Task prompt
For the entries below, report every line that includes the word "children".

>>>

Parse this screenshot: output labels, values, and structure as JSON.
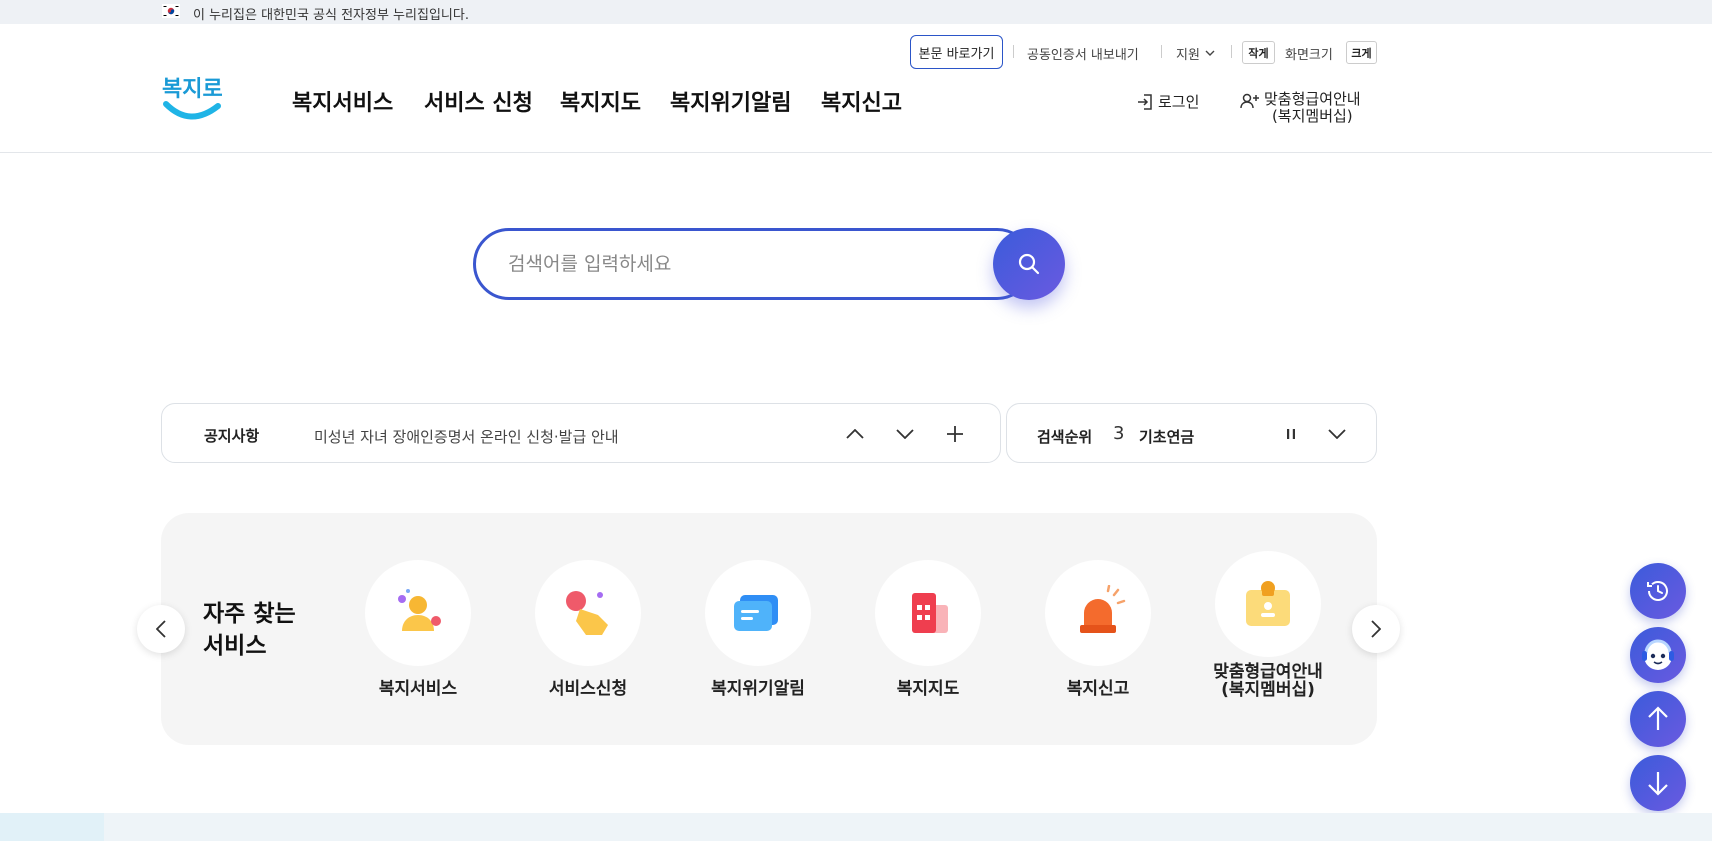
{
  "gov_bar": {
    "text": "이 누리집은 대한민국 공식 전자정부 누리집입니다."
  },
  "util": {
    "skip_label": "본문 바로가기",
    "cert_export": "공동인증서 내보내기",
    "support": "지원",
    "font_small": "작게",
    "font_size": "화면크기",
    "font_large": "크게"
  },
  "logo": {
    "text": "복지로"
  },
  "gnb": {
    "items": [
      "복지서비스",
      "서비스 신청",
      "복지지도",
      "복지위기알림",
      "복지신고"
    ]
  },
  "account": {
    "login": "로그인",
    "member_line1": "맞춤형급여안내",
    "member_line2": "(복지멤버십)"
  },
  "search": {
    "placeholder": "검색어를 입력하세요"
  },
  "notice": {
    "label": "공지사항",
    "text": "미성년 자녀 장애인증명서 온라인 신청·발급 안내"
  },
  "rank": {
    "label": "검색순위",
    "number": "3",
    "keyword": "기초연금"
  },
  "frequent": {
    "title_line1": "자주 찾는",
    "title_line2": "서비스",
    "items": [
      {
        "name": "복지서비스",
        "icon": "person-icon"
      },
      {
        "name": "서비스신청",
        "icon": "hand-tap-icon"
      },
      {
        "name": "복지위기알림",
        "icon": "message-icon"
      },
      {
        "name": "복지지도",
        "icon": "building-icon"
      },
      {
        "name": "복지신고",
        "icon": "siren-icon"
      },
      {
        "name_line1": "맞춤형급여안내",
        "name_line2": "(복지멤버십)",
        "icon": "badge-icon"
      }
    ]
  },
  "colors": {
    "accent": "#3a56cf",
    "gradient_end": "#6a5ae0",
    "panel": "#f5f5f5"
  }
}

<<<
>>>

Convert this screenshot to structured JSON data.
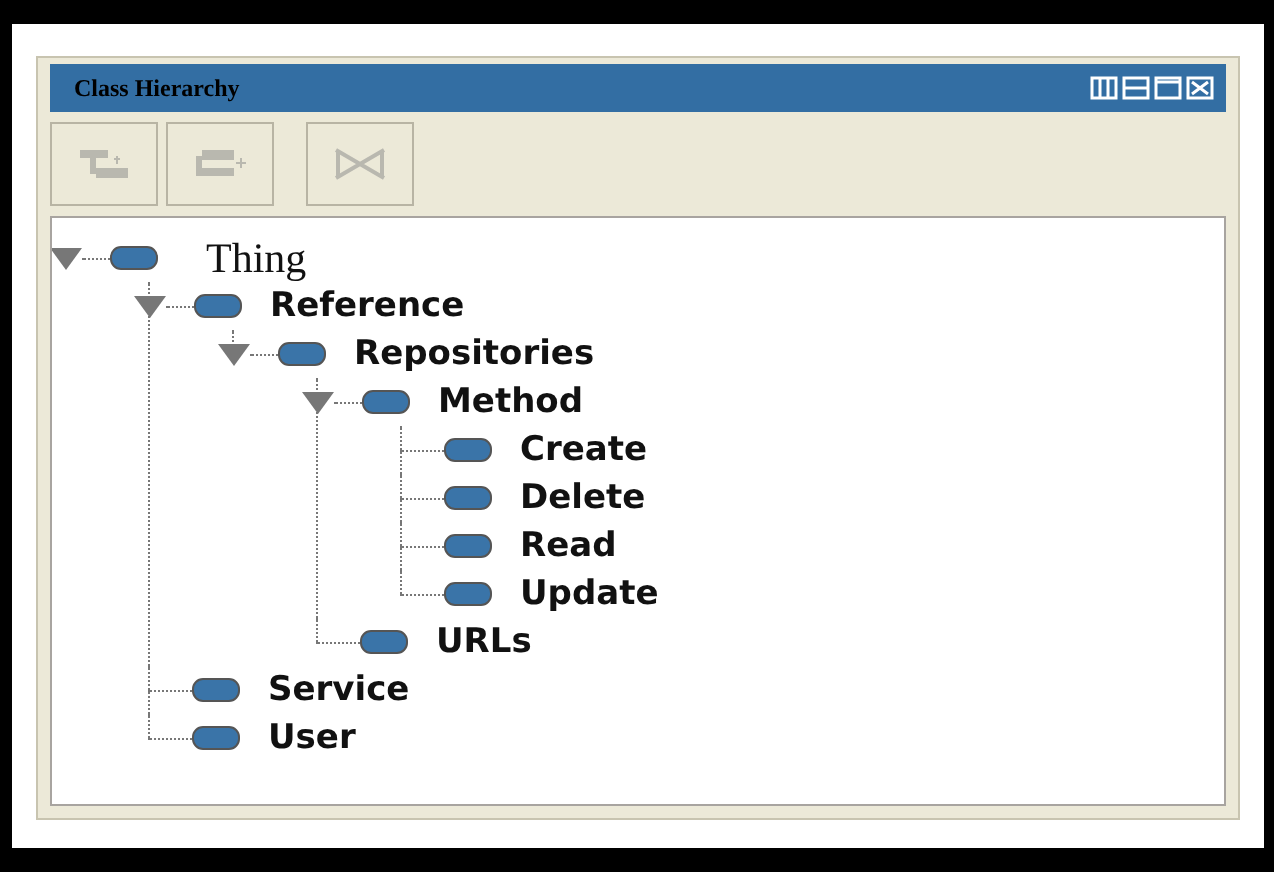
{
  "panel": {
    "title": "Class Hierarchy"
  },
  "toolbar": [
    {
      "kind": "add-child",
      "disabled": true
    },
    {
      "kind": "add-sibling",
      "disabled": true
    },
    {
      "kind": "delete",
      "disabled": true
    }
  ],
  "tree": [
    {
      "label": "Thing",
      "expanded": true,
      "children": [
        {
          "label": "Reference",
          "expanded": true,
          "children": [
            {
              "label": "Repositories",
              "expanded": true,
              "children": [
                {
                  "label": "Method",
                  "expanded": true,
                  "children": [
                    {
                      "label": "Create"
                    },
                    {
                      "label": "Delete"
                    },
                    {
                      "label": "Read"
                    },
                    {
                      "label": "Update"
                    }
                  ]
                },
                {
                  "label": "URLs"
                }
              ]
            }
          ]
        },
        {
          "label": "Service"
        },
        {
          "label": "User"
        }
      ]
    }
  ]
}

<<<

Completed exercise
      "children": [
          "children": [
              "children": [
                  "children": [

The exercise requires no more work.